AIM OF THE TASK
Pull every line of the entries that has the word "Setting".

Dataset rows describing interfaces
-------------------------

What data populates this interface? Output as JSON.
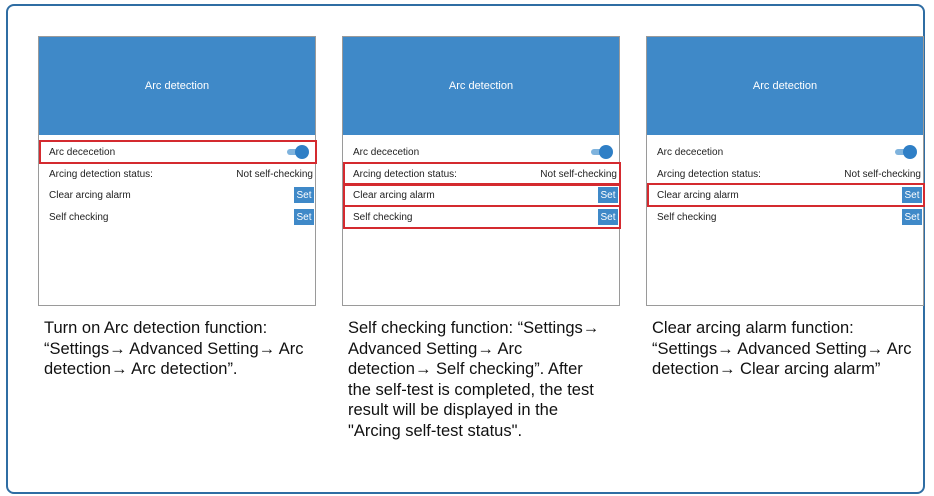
{
  "colors": {
    "frame_border": "#2f6da3",
    "header_blue": "#3f89c8",
    "highlight_red": "#d42a2f",
    "toggle_on": "#2f7fc6"
  },
  "panels": [
    {
      "header_title": "Arc detection",
      "rows": [
        {
          "label": "Arc dececetion",
          "control": "toggle-on"
        },
        {
          "label": "Arcing detection status:",
          "value": "Not self-checking"
        },
        {
          "label": "Clear arcing alarm",
          "button": "Set"
        },
        {
          "label": "Self checking",
          "button": "Set"
        }
      ],
      "highlighted_rows": [
        "Arc dececetion"
      ],
      "caption": "Turn on Arc detection function: “Settings→ Advanced Setting→ Arc detection→ Arc detection”."
    },
    {
      "header_title": "Arc detection",
      "rows": [
        {
          "label": "Arc dececetion",
          "control": "toggle-on"
        },
        {
          "label": "Arcing detection status:",
          "value": "Not self-checking"
        },
        {
          "label": "Clear arcing alarm",
          "button": "Set"
        },
        {
          "label": "Self checking",
          "button": "Set"
        }
      ],
      "highlighted_rows": [
        "Arcing detection status:",
        "Clear arcing alarm",
        "Self checking"
      ],
      "caption": "Self checking function: “Settings→ Advanced Setting→ Arc detection→ Self checking”. After the self-test is completed, the test result will be displayed in the \"Arcing self-test status\"."
    },
    {
      "header_title": "Arc detection",
      "rows": [
        {
          "label": "Arc dececetion",
          "control": "toggle-on"
        },
        {
          "label": "Arcing detection status:",
          "value": "Not self-checking"
        },
        {
          "label": "Clear arcing alarm",
          "button": "Set"
        },
        {
          "label": "Self checking",
          "button": "Set"
        }
      ],
      "highlighted_rows": [
        "Clear arcing alarm"
      ],
      "caption": "Clear arcing alarm function: “Settings→ Advanced Setting→ Arc detection→ Clear arcing alarm”"
    }
  ]
}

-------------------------

YOUR RESPONSE
      "caption": "Turn on Arc detection function: “Settings→ Advanced Setting→ Arc detection→ Arc detection”."
      "caption": "Self checking function: “Settings→ Advanced Setting→ Arc detection→ Self checking”. After the self-test is completed, the test result will be displayed in the \"Arcing self-test status\"."
      "caption": "Clear arcing alarm function: “Settings→ Advanced Setting→ Arc detection→ Clear arcing alarm”"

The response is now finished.